- 5 Dec 2016 11:58 AM
- The Budapest Beacon
Menhely chairman Péter Győri says shelters are operating at 85-100 percent capacity nationally, with 10-11 thousand people seeking accommodation in shelters each night. Several hundred beds are available in Budapest, which has a homeless population of around 6,500. Győri says more temporary accommodations should be built in the countryside as well as the capital.
Most of Budapest’s homeless population find places in shelters during the winter months, says Győri, adding that many of those sleeping rough are typically incapable of making decisions or caring for themselves, and are in need of medical care. He says several hundred such people are currently sleeping in the streets of Budapest.
Győri noted that the majority of hypothermia deaths occur indoors, which is primarily a problem faced by ill, elderly people in small rural towns. Two-thirds of homeless people living in public areas are not in Budapest but in rural cities, where most outdoor hypothermia deaths occur. He stressed that in winter months there is “a need for careful attention from residents” who can help those in need by telephoning homeless aid dispatch centers.
Hungary’s approach to homelessness made news worldwide when the Budapest city council passed an ordinance in November 2013 essentially outlawing homelessness in much of the city.
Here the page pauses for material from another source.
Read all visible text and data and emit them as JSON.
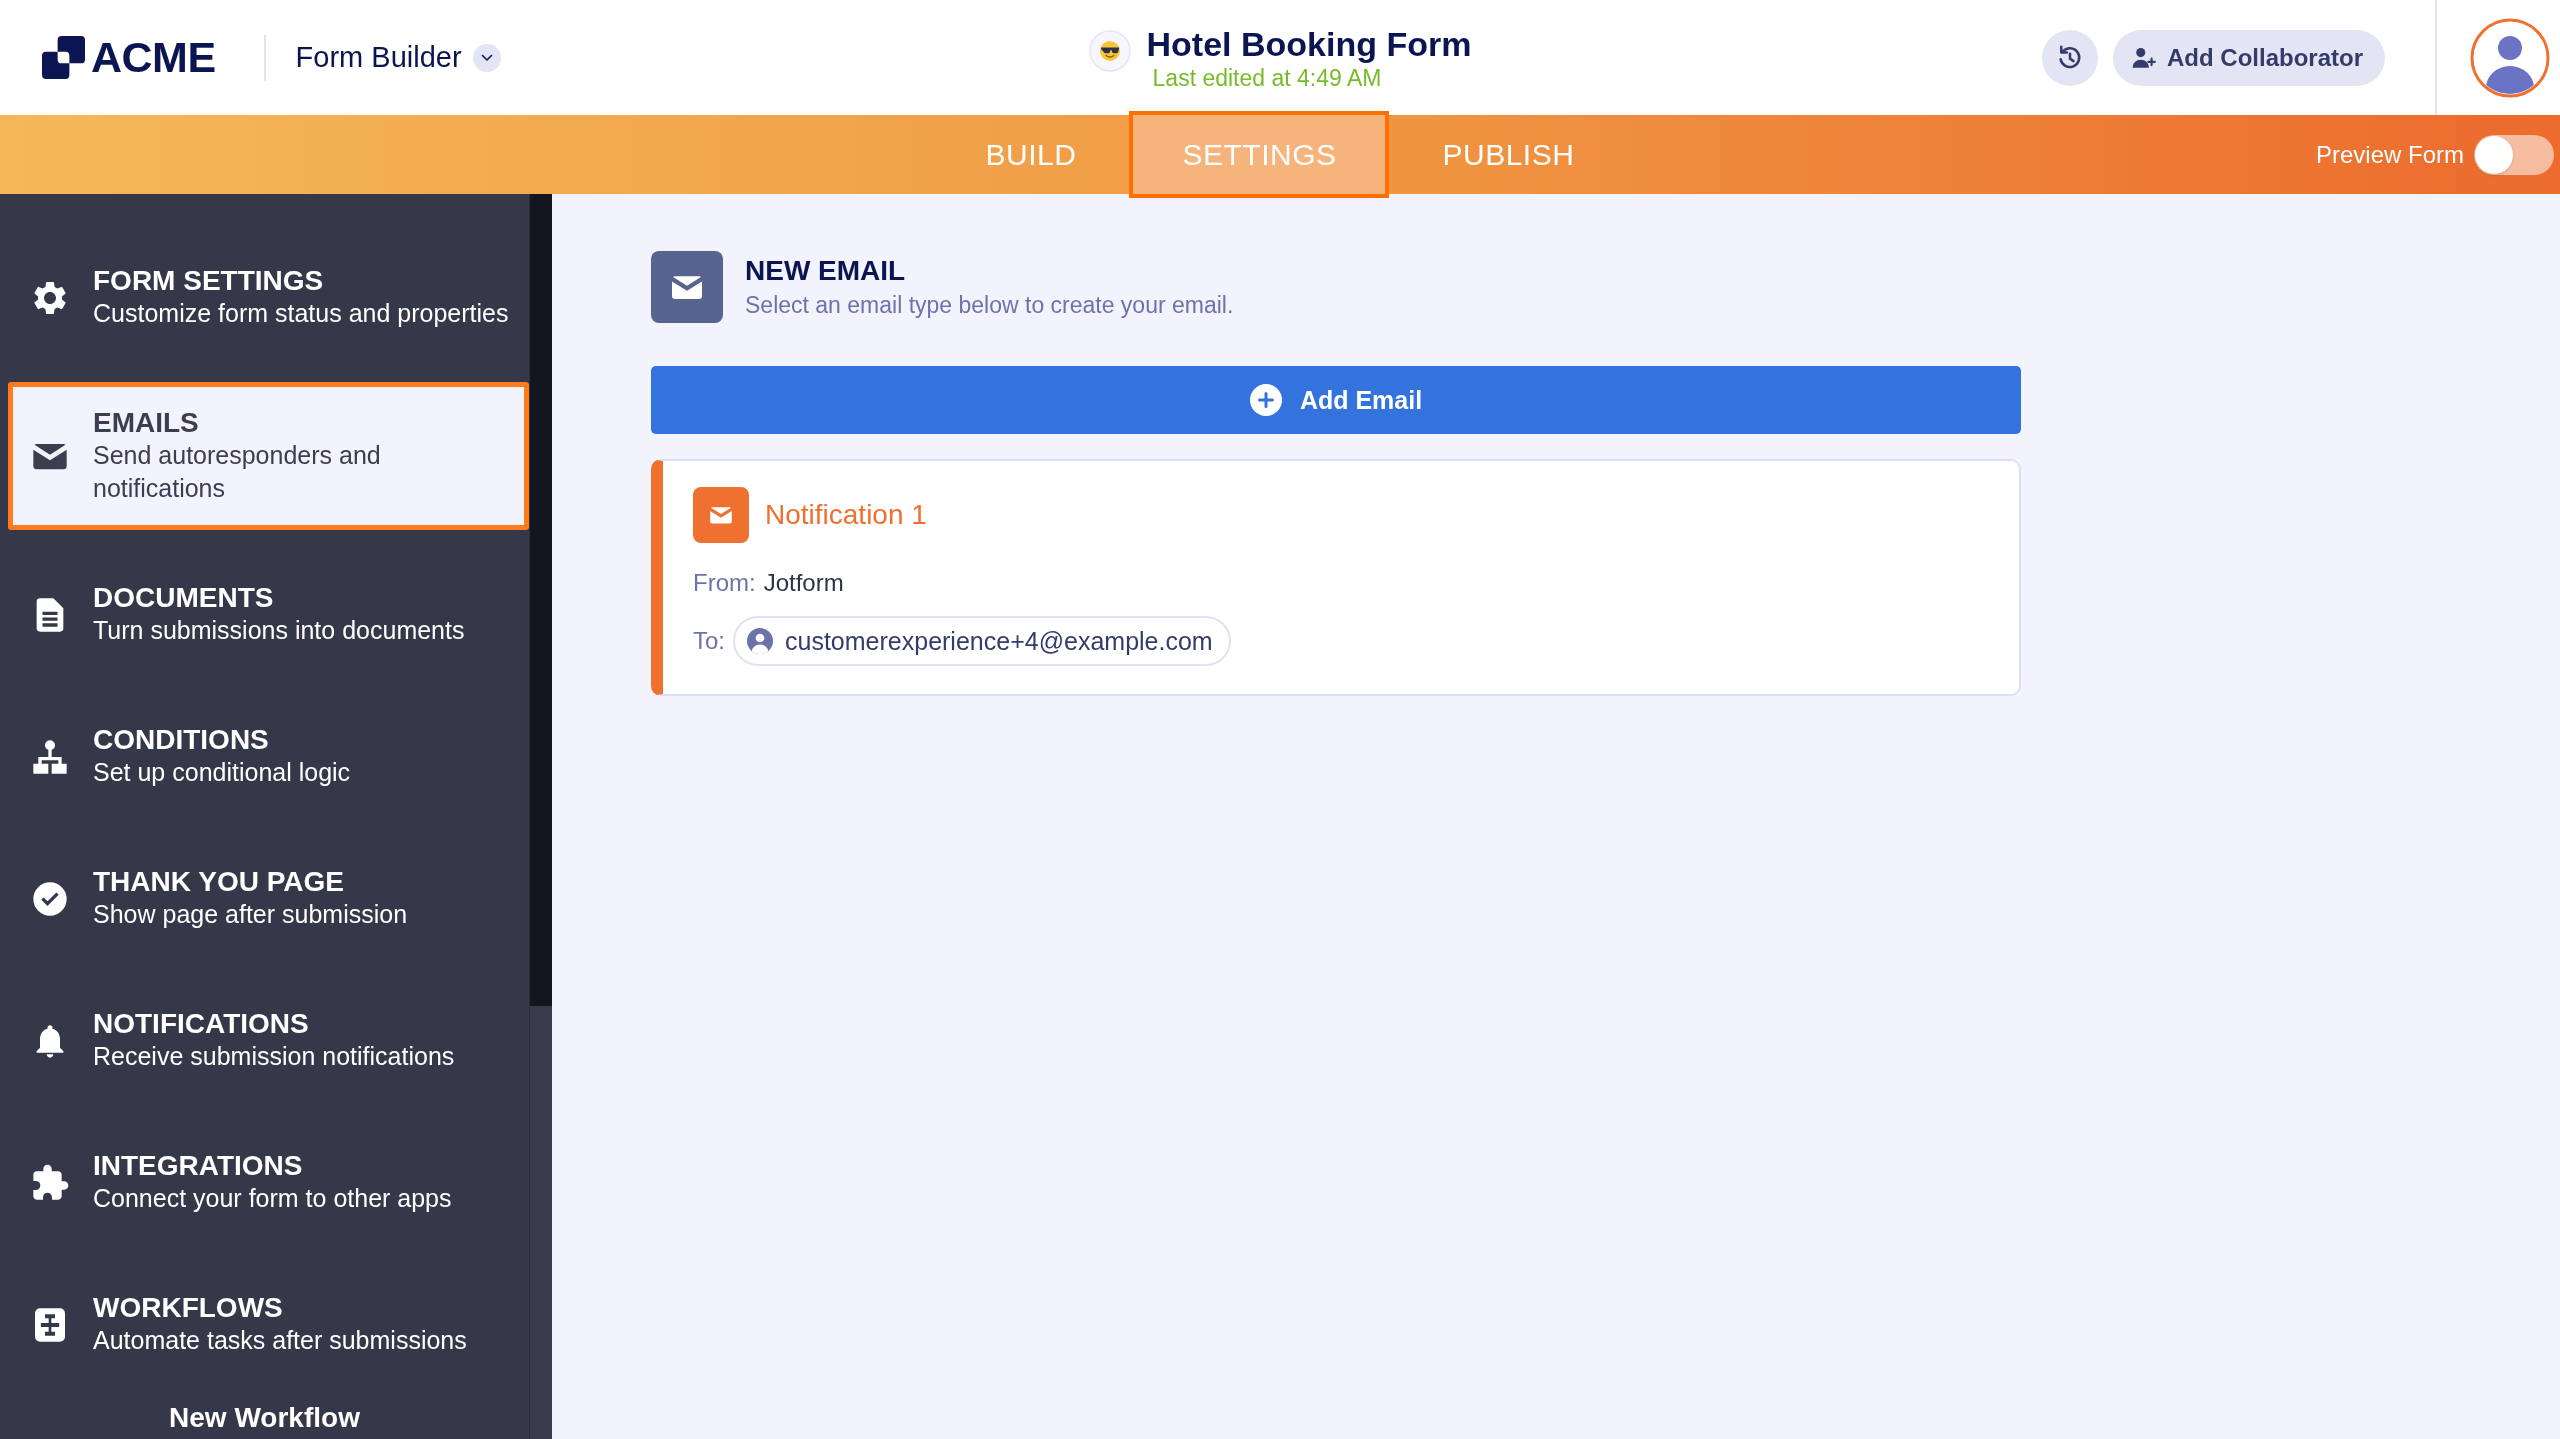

Debrecen, Hungary’s second-largest city, passed a similar ordinance later that month, and the southern town of Pécs adopted a similar ordinance after mayor Zsolt Pava spent millions of forints of taxpayer money on a flyer campaign demonizing the homeless. The ordinances vaguely outlawed anything resembling a “homeless lifestyle,” and criminalized loitering, sleeping rough in public areas and rummaging through garbage cans.